⟨

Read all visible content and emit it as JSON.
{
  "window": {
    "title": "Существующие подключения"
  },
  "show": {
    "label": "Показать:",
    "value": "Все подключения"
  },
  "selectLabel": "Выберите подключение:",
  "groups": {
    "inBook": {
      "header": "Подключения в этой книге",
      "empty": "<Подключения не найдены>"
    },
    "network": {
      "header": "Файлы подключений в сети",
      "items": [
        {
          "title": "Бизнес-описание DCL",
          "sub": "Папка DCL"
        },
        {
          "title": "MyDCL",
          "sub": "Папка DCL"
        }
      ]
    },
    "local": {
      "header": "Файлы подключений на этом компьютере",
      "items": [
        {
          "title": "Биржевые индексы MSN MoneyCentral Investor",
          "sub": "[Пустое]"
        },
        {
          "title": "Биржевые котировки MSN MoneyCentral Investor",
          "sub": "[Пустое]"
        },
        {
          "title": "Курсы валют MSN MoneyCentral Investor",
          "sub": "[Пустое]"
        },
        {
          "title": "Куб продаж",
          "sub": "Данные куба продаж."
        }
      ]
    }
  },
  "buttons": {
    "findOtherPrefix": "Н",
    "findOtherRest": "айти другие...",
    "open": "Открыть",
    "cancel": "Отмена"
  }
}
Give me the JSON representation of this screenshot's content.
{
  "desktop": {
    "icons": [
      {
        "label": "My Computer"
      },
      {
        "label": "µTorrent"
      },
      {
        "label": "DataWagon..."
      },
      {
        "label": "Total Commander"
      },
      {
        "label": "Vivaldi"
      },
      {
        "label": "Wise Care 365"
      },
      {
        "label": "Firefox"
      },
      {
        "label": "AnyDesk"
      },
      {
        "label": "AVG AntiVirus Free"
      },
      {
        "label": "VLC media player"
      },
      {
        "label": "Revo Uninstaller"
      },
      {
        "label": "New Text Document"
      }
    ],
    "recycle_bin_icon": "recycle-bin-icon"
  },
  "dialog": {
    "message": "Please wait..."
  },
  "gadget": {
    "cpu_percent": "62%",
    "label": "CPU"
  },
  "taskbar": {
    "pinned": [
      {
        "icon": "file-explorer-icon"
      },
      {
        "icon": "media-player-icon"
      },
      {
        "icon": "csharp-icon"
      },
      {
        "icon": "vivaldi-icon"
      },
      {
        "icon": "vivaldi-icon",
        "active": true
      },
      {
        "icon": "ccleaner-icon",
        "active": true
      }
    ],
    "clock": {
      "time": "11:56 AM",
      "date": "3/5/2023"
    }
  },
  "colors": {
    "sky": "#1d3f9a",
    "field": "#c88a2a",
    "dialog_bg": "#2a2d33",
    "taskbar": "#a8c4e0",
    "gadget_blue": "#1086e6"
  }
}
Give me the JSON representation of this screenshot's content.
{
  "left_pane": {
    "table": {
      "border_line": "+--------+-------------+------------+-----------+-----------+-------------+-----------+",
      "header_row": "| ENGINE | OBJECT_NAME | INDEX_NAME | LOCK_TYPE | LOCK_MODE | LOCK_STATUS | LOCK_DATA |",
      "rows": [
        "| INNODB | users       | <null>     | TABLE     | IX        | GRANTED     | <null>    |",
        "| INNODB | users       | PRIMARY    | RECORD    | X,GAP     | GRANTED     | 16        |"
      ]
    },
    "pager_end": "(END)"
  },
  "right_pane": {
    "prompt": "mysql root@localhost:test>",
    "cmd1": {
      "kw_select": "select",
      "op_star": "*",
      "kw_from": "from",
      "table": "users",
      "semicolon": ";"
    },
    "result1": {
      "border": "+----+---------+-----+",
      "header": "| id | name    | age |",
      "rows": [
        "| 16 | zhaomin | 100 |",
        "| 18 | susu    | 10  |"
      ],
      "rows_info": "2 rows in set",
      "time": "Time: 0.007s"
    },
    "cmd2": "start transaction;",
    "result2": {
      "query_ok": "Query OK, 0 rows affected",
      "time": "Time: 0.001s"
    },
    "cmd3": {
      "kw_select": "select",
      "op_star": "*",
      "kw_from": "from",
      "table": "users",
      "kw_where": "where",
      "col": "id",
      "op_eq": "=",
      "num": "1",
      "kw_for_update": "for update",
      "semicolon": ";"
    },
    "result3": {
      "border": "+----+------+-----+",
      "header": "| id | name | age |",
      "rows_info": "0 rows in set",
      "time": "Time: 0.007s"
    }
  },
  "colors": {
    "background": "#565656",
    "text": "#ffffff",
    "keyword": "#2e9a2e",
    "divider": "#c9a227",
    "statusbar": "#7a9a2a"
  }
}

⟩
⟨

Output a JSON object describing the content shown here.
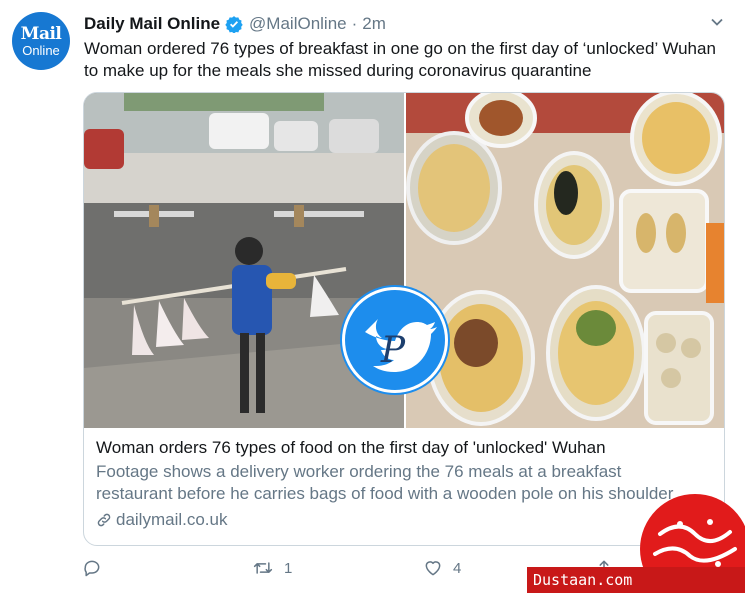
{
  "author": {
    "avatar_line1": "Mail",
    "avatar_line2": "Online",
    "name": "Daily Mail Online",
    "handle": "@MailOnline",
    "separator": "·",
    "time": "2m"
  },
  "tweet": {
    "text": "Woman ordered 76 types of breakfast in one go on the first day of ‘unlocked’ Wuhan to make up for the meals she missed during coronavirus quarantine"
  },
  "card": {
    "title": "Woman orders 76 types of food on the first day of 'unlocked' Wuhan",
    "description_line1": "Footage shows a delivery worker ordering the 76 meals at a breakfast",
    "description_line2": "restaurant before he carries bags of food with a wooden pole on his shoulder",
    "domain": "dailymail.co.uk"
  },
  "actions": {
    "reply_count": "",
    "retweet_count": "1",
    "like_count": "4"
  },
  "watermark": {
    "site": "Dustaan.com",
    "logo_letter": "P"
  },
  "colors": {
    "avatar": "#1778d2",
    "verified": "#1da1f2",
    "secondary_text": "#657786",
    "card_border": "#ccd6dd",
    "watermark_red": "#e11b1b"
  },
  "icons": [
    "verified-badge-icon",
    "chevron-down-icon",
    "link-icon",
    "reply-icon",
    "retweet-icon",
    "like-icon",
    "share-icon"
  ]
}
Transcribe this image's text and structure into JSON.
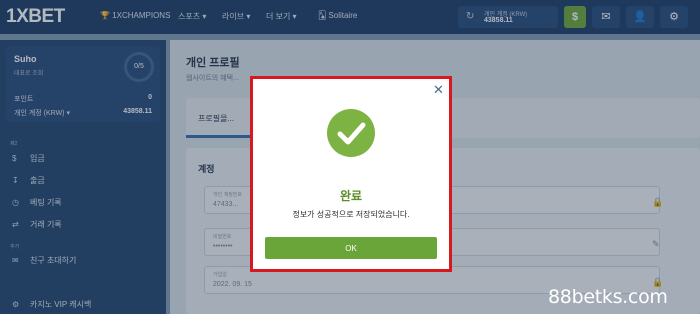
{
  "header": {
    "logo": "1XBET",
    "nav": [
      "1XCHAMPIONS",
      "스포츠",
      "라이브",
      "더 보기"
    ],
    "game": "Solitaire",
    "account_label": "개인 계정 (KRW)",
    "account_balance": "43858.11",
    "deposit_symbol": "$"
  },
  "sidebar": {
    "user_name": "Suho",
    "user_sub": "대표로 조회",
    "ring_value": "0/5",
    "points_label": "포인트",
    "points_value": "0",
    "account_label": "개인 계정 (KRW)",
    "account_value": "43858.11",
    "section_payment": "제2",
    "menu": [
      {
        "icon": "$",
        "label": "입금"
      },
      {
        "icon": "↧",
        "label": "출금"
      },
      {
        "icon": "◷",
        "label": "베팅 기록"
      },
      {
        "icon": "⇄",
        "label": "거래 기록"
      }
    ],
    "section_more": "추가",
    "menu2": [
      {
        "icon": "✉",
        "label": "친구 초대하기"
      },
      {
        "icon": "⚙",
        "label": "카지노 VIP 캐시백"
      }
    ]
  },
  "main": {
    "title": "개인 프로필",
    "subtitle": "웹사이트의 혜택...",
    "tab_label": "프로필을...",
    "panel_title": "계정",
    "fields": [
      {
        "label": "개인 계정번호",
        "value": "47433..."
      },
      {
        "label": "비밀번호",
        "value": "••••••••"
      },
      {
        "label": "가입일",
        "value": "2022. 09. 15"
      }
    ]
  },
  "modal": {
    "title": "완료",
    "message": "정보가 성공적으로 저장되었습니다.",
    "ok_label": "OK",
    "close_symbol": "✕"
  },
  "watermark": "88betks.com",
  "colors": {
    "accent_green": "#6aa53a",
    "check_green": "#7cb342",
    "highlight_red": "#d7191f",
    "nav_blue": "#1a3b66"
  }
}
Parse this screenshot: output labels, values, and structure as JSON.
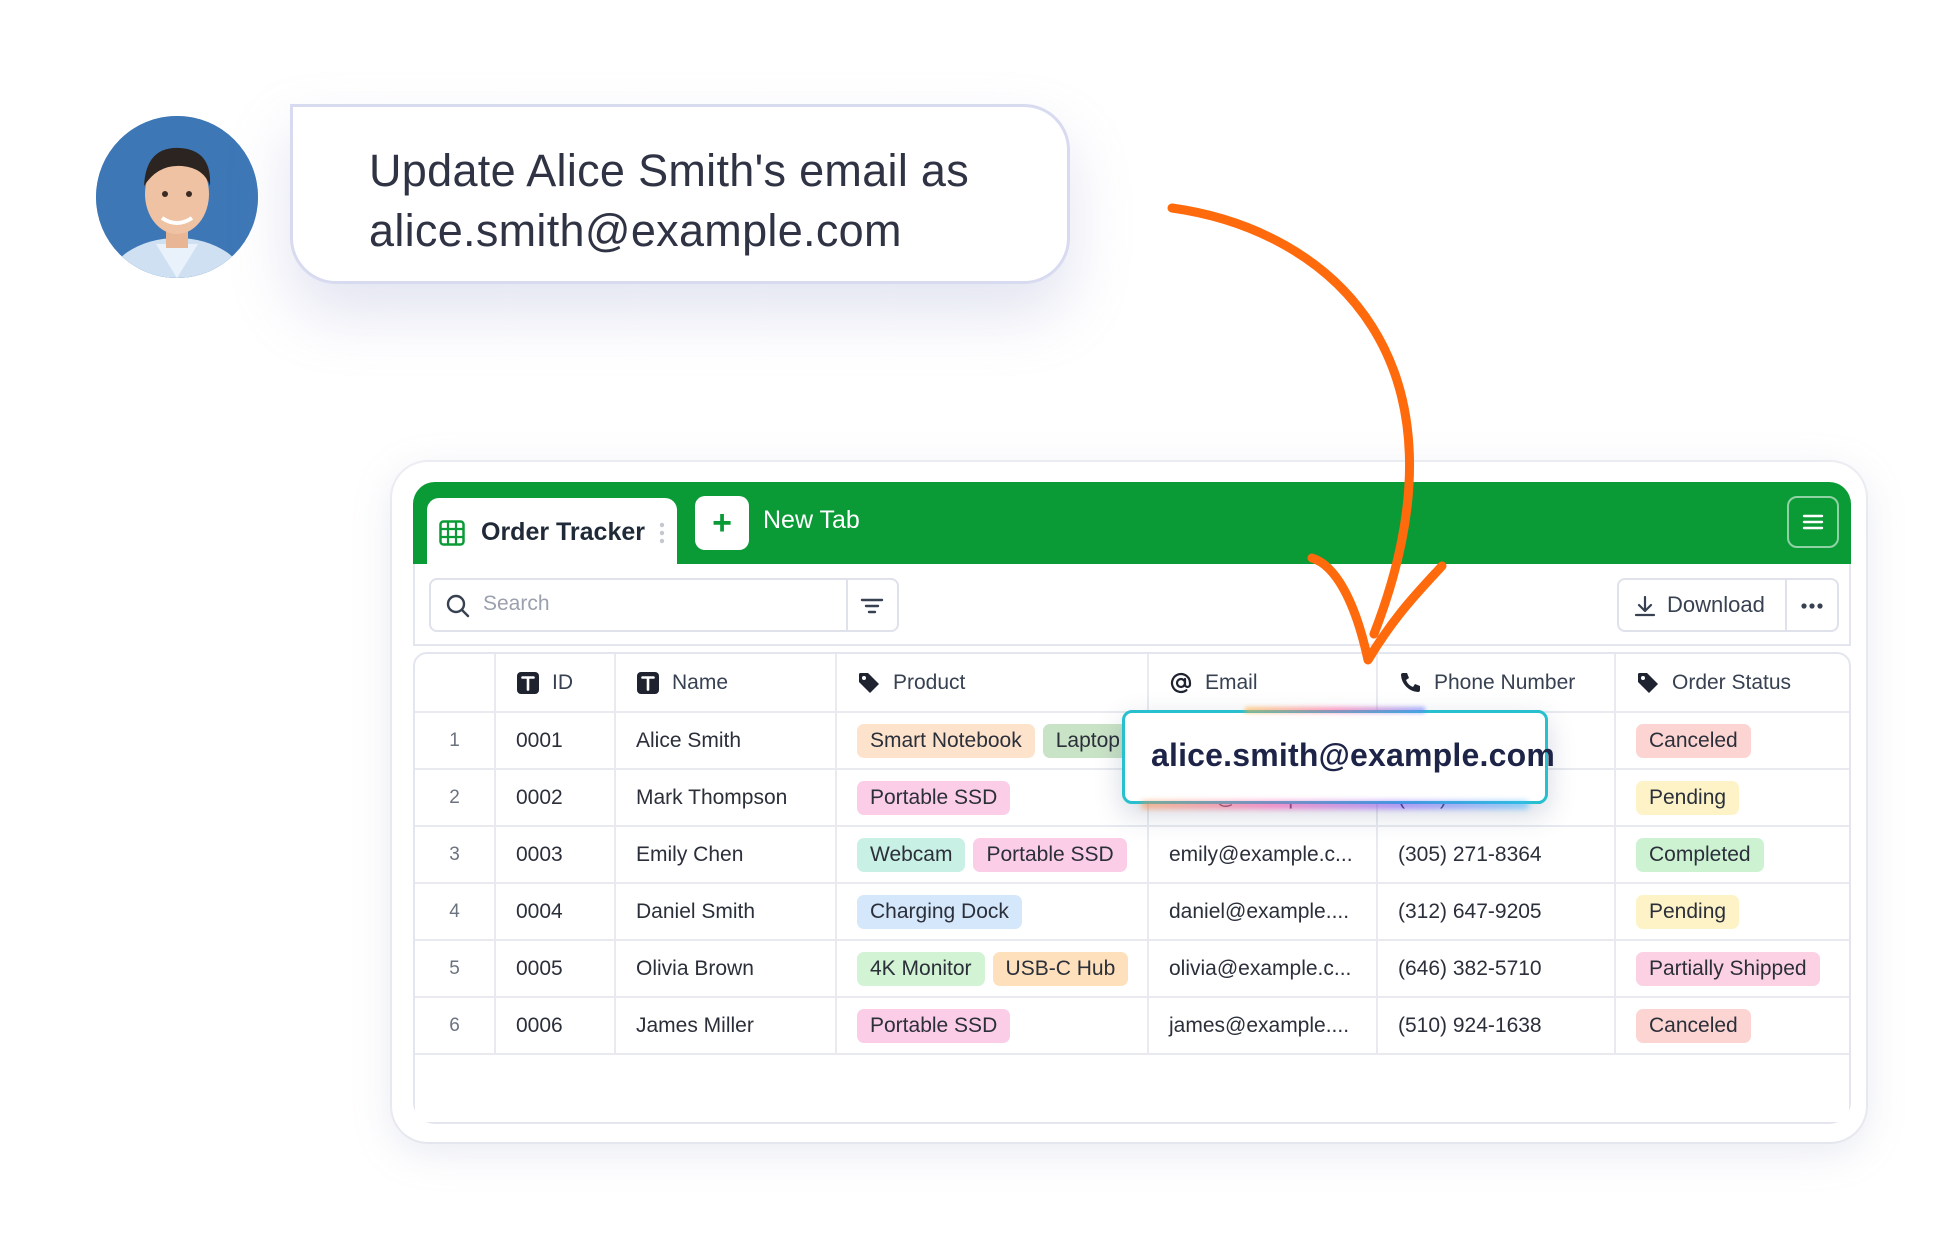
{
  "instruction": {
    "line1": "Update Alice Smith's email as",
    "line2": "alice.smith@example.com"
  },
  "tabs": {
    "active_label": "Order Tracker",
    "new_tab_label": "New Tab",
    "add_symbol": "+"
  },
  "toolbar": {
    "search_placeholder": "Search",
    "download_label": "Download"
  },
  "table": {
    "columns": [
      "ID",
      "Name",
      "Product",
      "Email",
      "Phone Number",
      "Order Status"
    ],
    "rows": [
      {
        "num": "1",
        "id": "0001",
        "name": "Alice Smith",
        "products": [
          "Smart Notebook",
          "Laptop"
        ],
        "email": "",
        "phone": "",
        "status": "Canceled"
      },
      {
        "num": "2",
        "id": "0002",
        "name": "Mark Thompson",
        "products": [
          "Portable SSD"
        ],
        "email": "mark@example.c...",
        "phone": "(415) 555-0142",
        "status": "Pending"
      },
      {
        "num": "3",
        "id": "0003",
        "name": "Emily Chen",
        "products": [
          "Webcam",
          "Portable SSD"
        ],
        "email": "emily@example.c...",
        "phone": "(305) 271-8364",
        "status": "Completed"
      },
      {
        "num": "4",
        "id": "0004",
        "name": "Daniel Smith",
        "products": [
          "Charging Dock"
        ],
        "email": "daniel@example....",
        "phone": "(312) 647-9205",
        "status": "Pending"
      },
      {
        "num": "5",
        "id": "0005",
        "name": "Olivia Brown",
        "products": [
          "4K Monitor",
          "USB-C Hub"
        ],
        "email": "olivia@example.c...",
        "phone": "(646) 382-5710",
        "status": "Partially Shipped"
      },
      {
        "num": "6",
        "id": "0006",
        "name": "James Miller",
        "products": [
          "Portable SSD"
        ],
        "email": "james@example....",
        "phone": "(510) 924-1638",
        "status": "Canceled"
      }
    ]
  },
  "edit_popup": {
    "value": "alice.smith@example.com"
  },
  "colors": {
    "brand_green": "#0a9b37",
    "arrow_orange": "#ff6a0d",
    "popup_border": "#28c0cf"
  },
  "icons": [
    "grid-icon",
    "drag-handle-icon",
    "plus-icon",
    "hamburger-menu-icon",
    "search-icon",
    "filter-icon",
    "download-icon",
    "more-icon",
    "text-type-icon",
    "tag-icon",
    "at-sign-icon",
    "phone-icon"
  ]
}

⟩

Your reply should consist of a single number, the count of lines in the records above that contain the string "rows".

6